(I should note here that, being modest and outwardly humble, Renad is not entirely comfortable with the comparison to Jackie Robinson, citing her lack of experience as a lawyer thus far. I will also note here that as she becomes more experienced as a lawyer, she will get used to it - because she's stuck with it.)That's on a personal note. Professionally, Renad is a living, breathing demonstration of the fact that change is coming to Saudi Arabia.Such change may be incremental, but incremental does not mean insignificant. Just look this young lady in the eye and tell her that her accomplishments are "insignificant". I dare you.There are those who advocate for a faster pace of reforms in Saudi Arabia on the subject of women's rights, and more generally. However, I strongly believe that King Abdullah has been shrewd in his implementation of incremental, but meaningful, reform. A broader, faster-paced program of reform would risk destabilizing the Kingdom, which would, in turn, risk destabilizing the region and threaten to send economic shock waves throughout the world.Saudi Arabia may be insular, but it's not isolated. Just as events there impact the global economy, international economic activity - including and especially trade - has had an impact on the Kingdom. And, it shall continue to do so.I have never been one to liberally laud Middle Eastern rulers, but King Abdullah knows his people and is familiar with the different elements in his country with whom he exercises power. To maintain stability, his people need to enjoy greater freedom and feel a larger sense of "ownership" of their lives and their country. But, to move too quickly in that direction would innately threaten such stability. It is a difficult balance beam to walk successfully.The subject matters and pace of reforms in Saudi Arabia have been thoughtful, and ably executed, thus far. We will see how things progress from here.For now, I think I will just enjoy drinking tea with Jackie Robinson.- Jason Huf

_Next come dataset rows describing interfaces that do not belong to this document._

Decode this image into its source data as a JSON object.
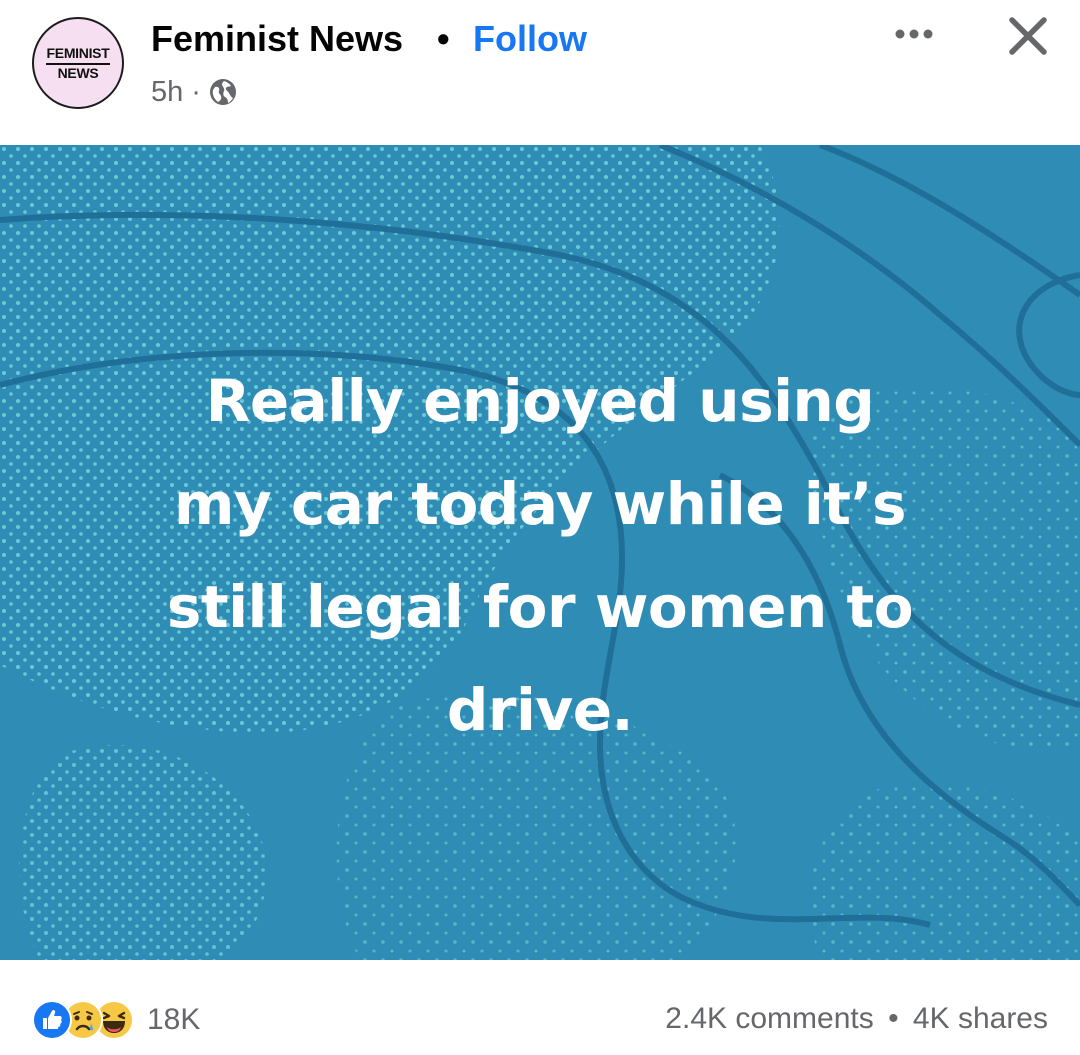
{
  "header": {
    "avatar_line1": "FEMINIST",
    "avatar_line2": "NEWS",
    "page_name": "Feminist News",
    "separator": "•",
    "follow_label": "Follow",
    "time": "5h",
    "meta_separator": "·",
    "privacy_icon": "globe-icon",
    "more_icon": "more-options-icon",
    "close_icon": "close-icon"
  },
  "post": {
    "image_text_lines": [
      "Really enjoyed using",
      "my car today while it’s",
      "still legal for women to",
      "drive."
    ],
    "background_color": "#2f8db5"
  },
  "footer": {
    "reaction_icons": [
      "like-icon",
      "sad-icon",
      "haha-icon"
    ],
    "reaction_count": "18K",
    "comments": "2.4K comments",
    "stats_separator": "•",
    "shares": "4K shares"
  },
  "colors": {
    "accent": "#1877f2",
    "secondary_text": "#65676b",
    "avatar_bg": "#f6dff0"
  }
}
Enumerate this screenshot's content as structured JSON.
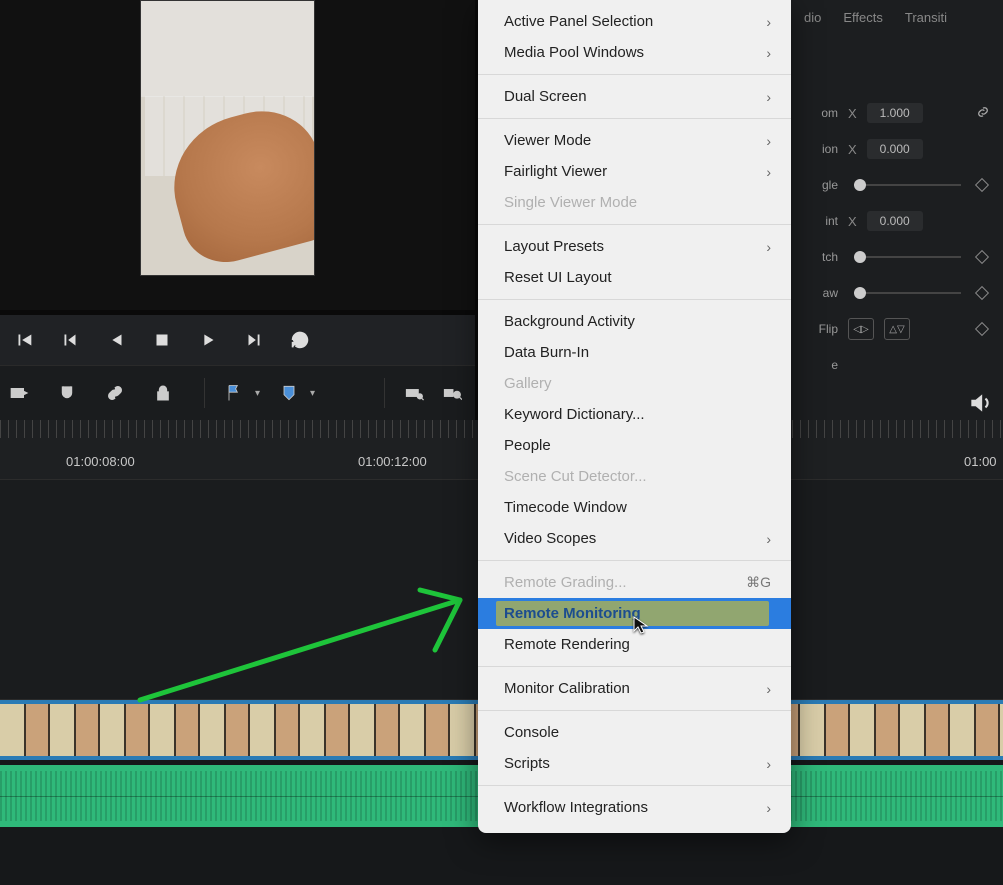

New York, NY, USA
May 15, 2014
Oct 2, 2013 7:29 PMIrrespective of generally good relations with Western countries, Kuwait is rarely mentioned by Western companies looking to expand into the GCC region. While the United Arab Emirates, Qatar and Saudi Arabia have attracted billions of dollars worth of Foreign Investment capital over the last 10 years, oil rich Kuwait has quietly relied on its most famous resource for economic growth.This could change, however, with the implementation of Kuwait’s new Commercial Licenses Law. Not traditionally seen by potential foreign investors as one of the more “business friendly” Gulf States, the new law consolidates the function of approving applications for commercial licenses into a single government office.Kuwait is awash in disposable income and should be an attractive target for businesses looking for an expansion opportunity. Simplifying the application process for commercial licenses is a step in the right direction. And, JHI will continue to keep abreast of legal developments impacting Kuwait’s business environment.
Jason Huf International, pc
"Exploring the Boundaries of Your Business."